**WHAT YOU HAVE TO DO:**
Every line of the data, first to last, must be written out unchanged.

**DATA FOR PROCESSING:**

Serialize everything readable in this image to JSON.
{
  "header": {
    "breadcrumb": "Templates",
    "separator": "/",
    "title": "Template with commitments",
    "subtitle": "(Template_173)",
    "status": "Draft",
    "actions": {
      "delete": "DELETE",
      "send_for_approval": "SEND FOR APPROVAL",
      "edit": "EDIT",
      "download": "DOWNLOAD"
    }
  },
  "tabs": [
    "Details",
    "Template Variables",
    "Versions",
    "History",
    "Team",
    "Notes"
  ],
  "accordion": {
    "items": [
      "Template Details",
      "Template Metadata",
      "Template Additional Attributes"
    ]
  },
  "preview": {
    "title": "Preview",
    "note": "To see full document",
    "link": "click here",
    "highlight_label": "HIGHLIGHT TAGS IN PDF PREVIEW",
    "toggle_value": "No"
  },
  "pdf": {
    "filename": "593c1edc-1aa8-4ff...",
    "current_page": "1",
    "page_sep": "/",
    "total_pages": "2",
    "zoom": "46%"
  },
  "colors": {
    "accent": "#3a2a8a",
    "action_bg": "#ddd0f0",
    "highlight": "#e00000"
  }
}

**TASK RESPONSE:**
Serialize everything readable in this image to JSON.
{
  "header": {
    "breadcrumb": "Templates",
    "separator": "/",
    "title": "Template with commitments",
    "subtitle": "(Template_173)",
    "status": "Draft",
    "actions": {
      "delete": "DELETE",
      "send_for_approval": "SEND FOR APPROVAL",
      "edit": "EDIT",
      "download": "DOWNLOAD"
    }
  },
  "tabs": [
    "Details",
    "Template Variables",
    "Versions",
    "History",
    "Team",
    "Notes"
  ],
  "accordion": {
    "items": [
      "Template Details",
      "Template Metadata",
      "Template Additional Attributes"
    ]
  },
  "preview": {
    "title": "Preview",
    "note": "To see full document",
    "link": "click here",
    "highlight_label": "HIGHLIGHT TAGS IN PDF PREVIEW",
    "toggle_value": "No"
  },
  "pdf": {
    "filename": "593c1edc-1aa8-4ff...",
    "current_page": "1",
    "page_sep": "/",
    "total_pages": "2",
    "zoom": "46%"
  },
  "colors": {
    "accent": "#3a2a8a",
    "action_bg": "#ddd0f0",
    "highlight": "#e00000"
  }
}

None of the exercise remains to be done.